Mobile Homes, Manufactured Homes and Modular Homes: What’s the Difference?
- Manufactured homes: Manufactured homes are usually built in a factory. Traditional homes are built onsite. Once completed, manufactured homes are moved to their final destinations on a truck and placed onto foundations, making them permanent. You will need to own the land on which the manufactured home foundation is built.
- Modular homes: Modular homes are primarily constructed in a factory, but the house is transported in pieces to the home site, where construction is finished. Once built, a modular home can’t be moved. It can be single-width or double-wide.
- Mobile homes: A mobile home is also built in a factory but on a permanently attached chassis. It is then transported to the site by towing or on a trailer. You can rent mobile home space or own it. These can be single-wide homes or double-wide. They are often left permanently or semi-permanently in one place but can be moved. If your home was built after 1976, it is considered a manufactured home.
The Bottom Line

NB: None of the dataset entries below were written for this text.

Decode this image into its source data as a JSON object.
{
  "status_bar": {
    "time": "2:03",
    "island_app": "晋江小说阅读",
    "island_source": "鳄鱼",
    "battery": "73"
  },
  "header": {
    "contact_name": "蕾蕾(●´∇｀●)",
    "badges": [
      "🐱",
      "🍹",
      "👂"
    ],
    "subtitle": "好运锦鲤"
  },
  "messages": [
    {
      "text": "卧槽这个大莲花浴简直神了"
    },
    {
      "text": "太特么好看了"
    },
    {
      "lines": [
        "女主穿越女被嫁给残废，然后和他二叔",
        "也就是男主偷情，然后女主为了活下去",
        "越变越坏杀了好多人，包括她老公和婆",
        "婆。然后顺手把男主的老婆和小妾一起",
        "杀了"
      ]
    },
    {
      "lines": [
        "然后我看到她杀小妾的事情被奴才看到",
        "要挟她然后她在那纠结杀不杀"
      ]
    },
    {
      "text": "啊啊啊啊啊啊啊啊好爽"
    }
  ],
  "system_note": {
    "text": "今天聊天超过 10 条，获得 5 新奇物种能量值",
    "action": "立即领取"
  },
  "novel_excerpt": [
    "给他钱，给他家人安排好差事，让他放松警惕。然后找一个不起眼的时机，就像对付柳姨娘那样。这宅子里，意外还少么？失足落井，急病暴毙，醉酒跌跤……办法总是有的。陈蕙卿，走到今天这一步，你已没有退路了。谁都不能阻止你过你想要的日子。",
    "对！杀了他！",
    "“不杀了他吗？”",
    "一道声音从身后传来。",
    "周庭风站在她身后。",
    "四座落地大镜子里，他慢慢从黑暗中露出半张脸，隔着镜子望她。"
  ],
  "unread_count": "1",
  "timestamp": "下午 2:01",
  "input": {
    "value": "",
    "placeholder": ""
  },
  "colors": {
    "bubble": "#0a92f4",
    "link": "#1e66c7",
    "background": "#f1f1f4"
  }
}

Refinancing your mobile home can be tricky, and there are several things to consider when looking to finance a mobile home without land. Deciding which financing works best for your situation and shopping around will help narrow down your choice for the best fit.
Traditional banks, credit unions, and online lenders may offer you a personal loan to purchase or refinance your new mobile home.

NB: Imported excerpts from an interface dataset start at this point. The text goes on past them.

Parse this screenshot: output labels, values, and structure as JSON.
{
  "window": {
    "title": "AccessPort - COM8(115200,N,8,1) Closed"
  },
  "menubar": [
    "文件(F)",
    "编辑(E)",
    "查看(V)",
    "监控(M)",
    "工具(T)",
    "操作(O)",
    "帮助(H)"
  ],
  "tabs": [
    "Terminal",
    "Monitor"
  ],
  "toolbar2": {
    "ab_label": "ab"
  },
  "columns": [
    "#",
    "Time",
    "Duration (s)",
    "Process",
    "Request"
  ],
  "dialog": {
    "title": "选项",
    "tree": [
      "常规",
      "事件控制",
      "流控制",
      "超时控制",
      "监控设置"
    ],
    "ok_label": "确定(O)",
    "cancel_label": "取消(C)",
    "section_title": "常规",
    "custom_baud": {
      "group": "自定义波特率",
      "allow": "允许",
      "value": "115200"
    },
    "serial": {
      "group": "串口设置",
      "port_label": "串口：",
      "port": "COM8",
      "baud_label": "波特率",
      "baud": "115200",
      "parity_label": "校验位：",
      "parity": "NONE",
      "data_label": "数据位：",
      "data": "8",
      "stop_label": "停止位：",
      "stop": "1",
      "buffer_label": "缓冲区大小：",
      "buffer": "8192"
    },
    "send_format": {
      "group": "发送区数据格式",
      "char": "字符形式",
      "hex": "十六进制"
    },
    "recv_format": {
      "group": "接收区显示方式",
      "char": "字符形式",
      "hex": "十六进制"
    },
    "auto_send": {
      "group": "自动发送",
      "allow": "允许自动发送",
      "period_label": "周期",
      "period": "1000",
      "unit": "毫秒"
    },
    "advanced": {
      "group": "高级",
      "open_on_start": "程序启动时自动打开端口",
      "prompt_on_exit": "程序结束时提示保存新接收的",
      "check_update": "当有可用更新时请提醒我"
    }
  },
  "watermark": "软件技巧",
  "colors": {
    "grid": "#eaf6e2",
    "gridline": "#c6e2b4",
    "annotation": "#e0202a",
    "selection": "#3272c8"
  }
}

If your mobile home is permanently affixed to a foundation, it will be easier to refinance. Mobile homes not permanently attached to a foundation are considered “personal property” or chattel. That’s because they’re not considered “real property.” if this is the case, your primary option is a chattel loan.
It has to be affixed to the land to be considered real property. It comes with five different legal rights associated with ownership: the right of possession, the right of control, the right of exclusion, the right to quiet enjoyment, and the right of disposition. These rights are known as a “bundle of rights.”

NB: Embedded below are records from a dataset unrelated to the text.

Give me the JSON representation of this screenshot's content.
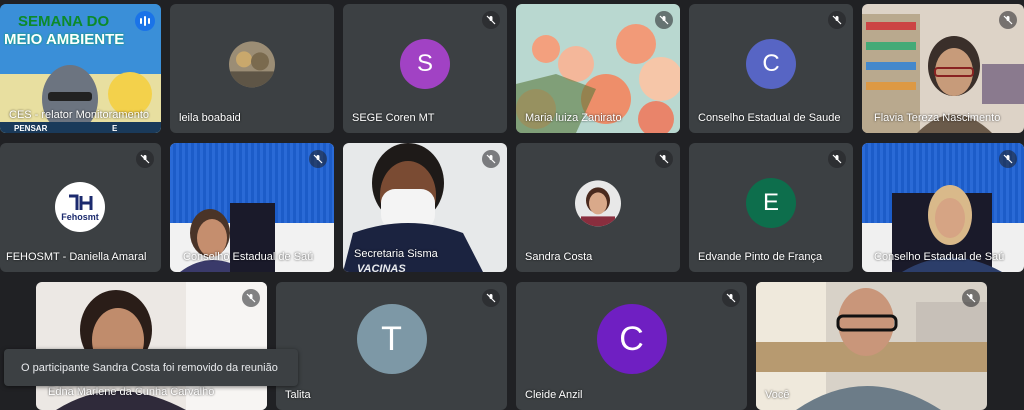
{
  "participants": [
    {
      "name": "CES - relator Monitoramento",
      "banner_title_1": "SEMANA DO",
      "banner_title_2": "MEIO AMBIENTE",
      "banner_bottom": "PENSAR",
      "banner_bottom_2": "E"
    },
    {
      "name": "leila boabaid"
    },
    {
      "name": "SEGE Coren MT",
      "initial": "S",
      "color": "#a142c4"
    },
    {
      "name": "Maria luiza Zanirato"
    },
    {
      "name": "Conselho Estadual de Saude",
      "initial": "C",
      "color": "#5765c4"
    },
    {
      "name": "Flavia Tereza Nascimento"
    },
    {
      "name": "FEHOSMT - Daniella Amaral",
      "logo_text": "Fehosmt"
    },
    {
      "name": "Conselho Estadual de Saú"
    },
    {
      "name": "Secretaria Sisma",
      "shirt_text": "VACINAS"
    },
    {
      "name": "Sandra Costa"
    },
    {
      "name": "Edvande Pinto de França",
      "initial": "E",
      "color": "#0d6e4c"
    },
    {
      "name": "Conselho Estadual de Saú"
    },
    {
      "name": "Edna Marlene da Cunha Carvalho"
    },
    {
      "name": "Talita",
      "initial": "T",
      "color": "#7d98a6"
    },
    {
      "name": "Cleide Anzil",
      "initial": "C",
      "color": "#6f1fc2"
    },
    {
      "name": "Você"
    }
  ],
  "notification": "O participante Sandra Costa foi removido da reunião",
  "colors": {
    "background": "#202124",
    "tile": "#3c4043"
  },
  "icons": {
    "muted": "mic-off-icon",
    "speaking": "audio-level-icon"
  }
}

Most individuals with manufactured homes end up renting land from a park or an individual. Hence, you own your home, but not the land it resides on. In this case, taxes are typically included with the cost of land rent. The landowner will then be responsible for paying the property taxes.
If the mobile home is on land that you own, your lender will most likely require escrow for the taxes. In this situation, a portion of the property taxes will be paid each month into a mortgage escrow account. The lender will then pay the taxes from the escrow account when they are due.
With a cash-out refinance, your existing mortgage is paid off and replaced by a new loan with a higher loan amount than what you owe on your home. You get the difference, minus any closing costs, as a lump sum payment to use as you wish.
Some of the more common reasons homeowners do a cash-out refinance are: to consolidate high-interest debt, pay for home improvements, lower their current interest rate, switch to a fixed rate, eliminate private mortgage insurance, invest in education, or purchase an investment property.